Mike: Well the other side of that of course is that you get around to directors of businesses and it meant nothing, it might have been just the warehouses and manufacturer or something like that, they probably won’t get the jail term but there have been between 200-400 hours of community service leveled on these people and that’s can be shocking.
Rob: I’m sure that there’s a lot to this and a lot that people need to learn and make sure they’re applying. If businesses are concerned about this legislation and worry that they might fall foul of the law, what would you suggest they do?
Mike: The thing to do is have a look at where they and what they are. Now the problem with it is it is an ever changing and there’s a new legislation that pops in on the 1st of January of 2016 about rates. In the1st of January of 2016, there’s a whole bunch of stuff about how people are getting remunerated which is coming in as well, that’s a new bit. If they want to, they can give us a call, drop us an email and we’ll give them general advice on this. And if they really need to go further, they can discuss that as well. I think it’s a matter of giving everyone an understanding of what’s what.
Rob: I was going to ask if people have a question could they contact you, I don’t want to bury you in an avalanche of questions but you’re happy to help people out and take questions that they might have?
Mike: Many times some people ask a question that has a simple answer and they just have a bit of confusion and didn’t get this is what it is all about, this is how to fix it, this is how to work it out.
Rob: Well you might have made rod for your own back here Mike because I’ll put your contact below. But look, I didn’t want it to be an in-depth thing, this is really a quick heads up for people who are not across the legislation, you’re the guy who certainly knows about it and I really appreciate you sharing your thoughts today on the topic.

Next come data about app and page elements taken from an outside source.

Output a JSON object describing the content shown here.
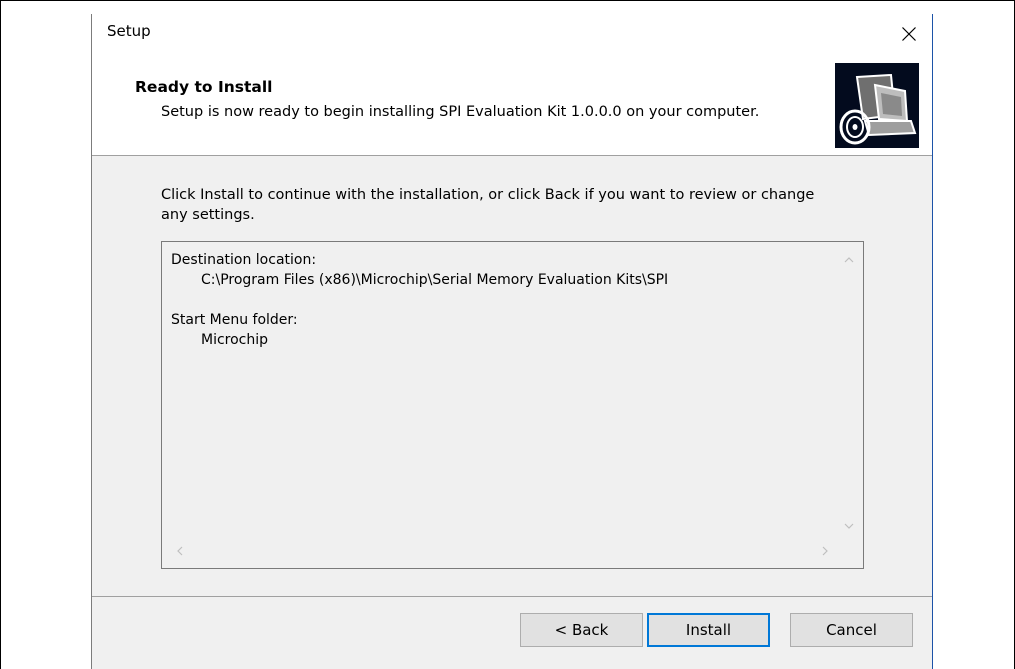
{
  "window": {
    "title": "Setup"
  },
  "header": {
    "title": "Ready to Install",
    "description": "Setup is now ready to begin installing SPI Evaluation Kit 1.0.0.0 on your computer.",
    "icon": "computer-setup-icon"
  },
  "body": {
    "instructions": "Click Install to continue with the installation, or click Back if you want to review or change any settings.",
    "memo": {
      "destination_label": "Destination location:",
      "destination_value": "C:\\Program Files (x86)\\Microchip\\Serial Memory Evaluation Kits\\SPI",
      "start_menu_label": "Start Menu folder:",
      "start_menu_value": "Microchip"
    }
  },
  "buttons": {
    "back": "< Back",
    "install": "Install",
    "cancel": "Cancel"
  },
  "colors": {
    "accent": "#0078d7",
    "panel": "#f0f0f0",
    "icon_bg": "#030b1e"
  }
}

Mike: My pleasure Rob, anytime.
Do you have more questions about Chain of Responsibility? You can contact Mike through his email: [email protected].